-- PROBLEM TO SOLVE --
Word for word, copy the data that follows and skip its pictures.

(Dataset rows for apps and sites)

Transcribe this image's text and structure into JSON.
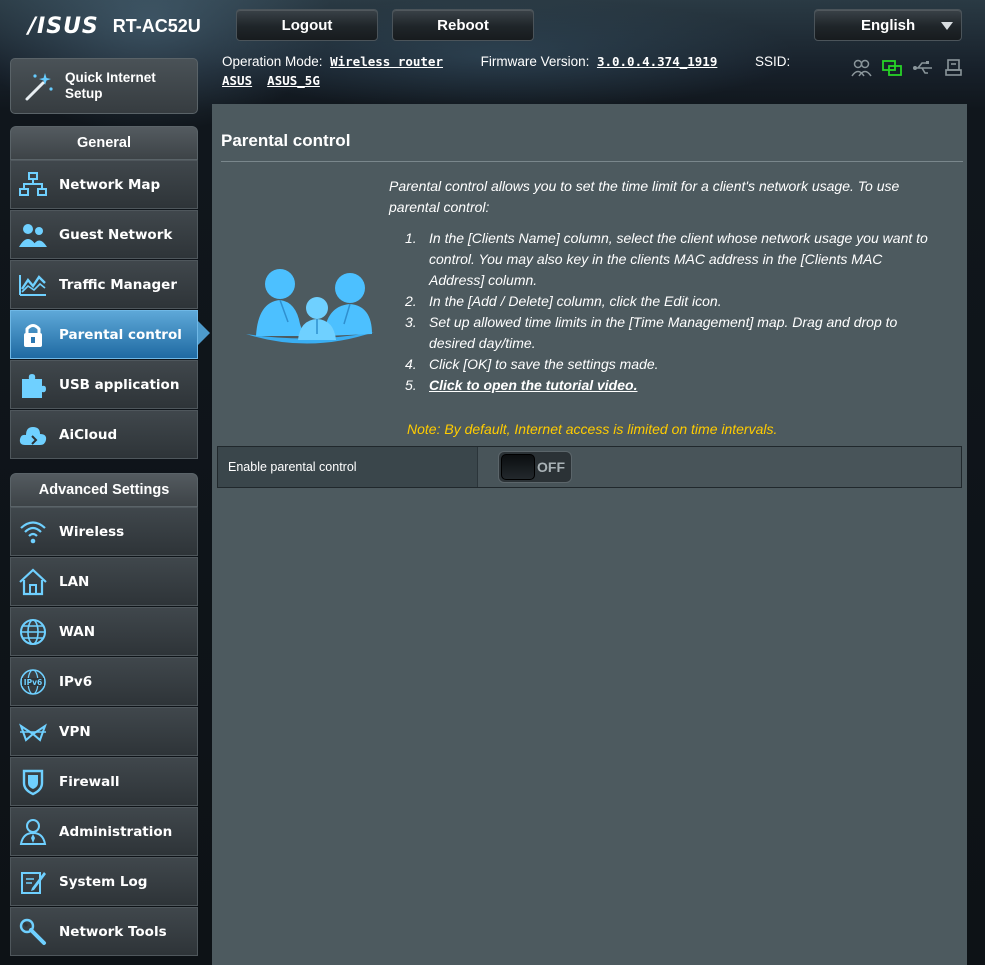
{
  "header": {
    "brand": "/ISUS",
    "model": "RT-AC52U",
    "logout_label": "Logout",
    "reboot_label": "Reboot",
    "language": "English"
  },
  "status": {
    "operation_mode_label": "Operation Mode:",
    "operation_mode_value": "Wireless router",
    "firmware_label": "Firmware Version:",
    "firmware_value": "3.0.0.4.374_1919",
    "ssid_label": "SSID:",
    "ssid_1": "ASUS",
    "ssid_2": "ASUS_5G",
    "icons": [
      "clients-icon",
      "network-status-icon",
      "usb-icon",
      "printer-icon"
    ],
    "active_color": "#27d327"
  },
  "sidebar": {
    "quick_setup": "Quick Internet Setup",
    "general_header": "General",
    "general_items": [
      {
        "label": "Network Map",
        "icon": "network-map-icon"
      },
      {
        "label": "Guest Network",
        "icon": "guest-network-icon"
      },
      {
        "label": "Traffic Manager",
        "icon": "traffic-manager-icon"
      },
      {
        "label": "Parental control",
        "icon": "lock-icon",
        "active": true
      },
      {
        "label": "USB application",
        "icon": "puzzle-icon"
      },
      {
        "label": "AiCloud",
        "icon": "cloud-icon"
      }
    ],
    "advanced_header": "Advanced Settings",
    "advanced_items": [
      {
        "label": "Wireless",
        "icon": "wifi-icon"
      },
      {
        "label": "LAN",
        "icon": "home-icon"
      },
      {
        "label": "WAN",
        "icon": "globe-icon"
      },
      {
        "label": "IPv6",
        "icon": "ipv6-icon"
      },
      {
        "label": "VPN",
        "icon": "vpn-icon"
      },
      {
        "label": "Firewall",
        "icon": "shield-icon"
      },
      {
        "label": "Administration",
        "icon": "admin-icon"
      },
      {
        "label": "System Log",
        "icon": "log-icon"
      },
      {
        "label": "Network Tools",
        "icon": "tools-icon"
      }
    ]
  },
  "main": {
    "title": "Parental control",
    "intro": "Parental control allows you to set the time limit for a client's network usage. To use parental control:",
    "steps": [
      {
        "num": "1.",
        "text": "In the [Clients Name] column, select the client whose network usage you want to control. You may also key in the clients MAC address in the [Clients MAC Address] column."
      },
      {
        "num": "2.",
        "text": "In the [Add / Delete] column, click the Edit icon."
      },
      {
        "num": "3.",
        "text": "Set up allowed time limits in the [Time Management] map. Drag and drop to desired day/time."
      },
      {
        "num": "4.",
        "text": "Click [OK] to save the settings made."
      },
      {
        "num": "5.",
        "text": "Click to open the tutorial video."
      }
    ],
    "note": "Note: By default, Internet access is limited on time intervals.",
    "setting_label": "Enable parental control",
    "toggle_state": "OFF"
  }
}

-- SOLUTION TO THIS EXERCISE --
Transcribe this image's text and structure into JSON.
{
  "header": {
    "brand": "/ISUS",
    "model": "RT-AC52U",
    "logout_label": "Logout",
    "reboot_label": "Reboot",
    "language": "English"
  },
  "status": {
    "operation_mode_label": "Operation Mode:",
    "operation_mode_value": "Wireless router",
    "firmware_label": "Firmware Version:",
    "firmware_value": "3.0.0.4.374_1919",
    "ssid_label": "SSID:",
    "ssid_1": "ASUS",
    "ssid_2": "ASUS_5G",
    "icons": [
      "clients-icon",
      "network-status-icon",
      "usb-icon",
      "printer-icon"
    ],
    "active_color": "#27d327"
  },
  "sidebar": {
    "quick_setup": "Quick Internet Setup",
    "general_header": "General",
    "general_items": [
      {
        "label": "Network Map",
        "icon": "network-map-icon"
      },
      {
        "label": "Guest Network",
        "icon": "guest-network-icon"
      },
      {
        "label": "Traffic Manager",
        "icon": "traffic-manager-icon"
      },
      {
        "label": "Parental control",
        "icon": "lock-icon",
        "active": true
      },
      {
        "label": "USB application",
        "icon": "puzzle-icon"
      },
      {
        "label": "AiCloud",
        "icon": "cloud-icon"
      }
    ],
    "advanced_header": "Advanced Settings",
    "advanced_items": [
      {
        "label": "Wireless",
        "icon": "wifi-icon"
      },
      {
        "label": "LAN",
        "icon": "home-icon"
      },
      {
        "label": "WAN",
        "icon": "globe-icon"
      },
      {
        "label": "IPv6",
        "icon": "ipv6-icon"
      },
      {
        "label": "VPN",
        "icon": "vpn-icon"
      },
      {
        "label": "Firewall",
        "icon": "shield-icon"
      },
      {
        "label": "Administration",
        "icon": "admin-icon"
      },
      {
        "label": "System Log",
        "icon": "log-icon"
      },
      {
        "label": "Network Tools",
        "icon": "tools-icon"
      }
    ]
  },
  "main": {
    "title": "Parental control",
    "intro": "Parental control allows you to set the time limit for a client's network usage. To use parental control:",
    "steps": [
      {
        "num": "1.",
        "text": "In the [Clients Name] column, select the client whose network usage you want to control. You may also key in the clients MAC address in the [Clients MAC Address] column."
      },
      {
        "num": "2.",
        "text": "In the [Add / Delete] column, click the Edit icon."
      },
      {
        "num": "3.",
        "text": "Set up allowed time limits in the [Time Management] map. Drag and drop to desired day/time."
      },
      {
        "num": "4.",
        "text": "Click [OK] to save the settings made."
      },
      {
        "num": "5.",
        "text": "Click to open the tutorial video."
      }
    ],
    "note": "Note: By default, Internet access is limited on time intervals.",
    "setting_label": "Enable parental control",
    "toggle_state": "OFF"
  }
}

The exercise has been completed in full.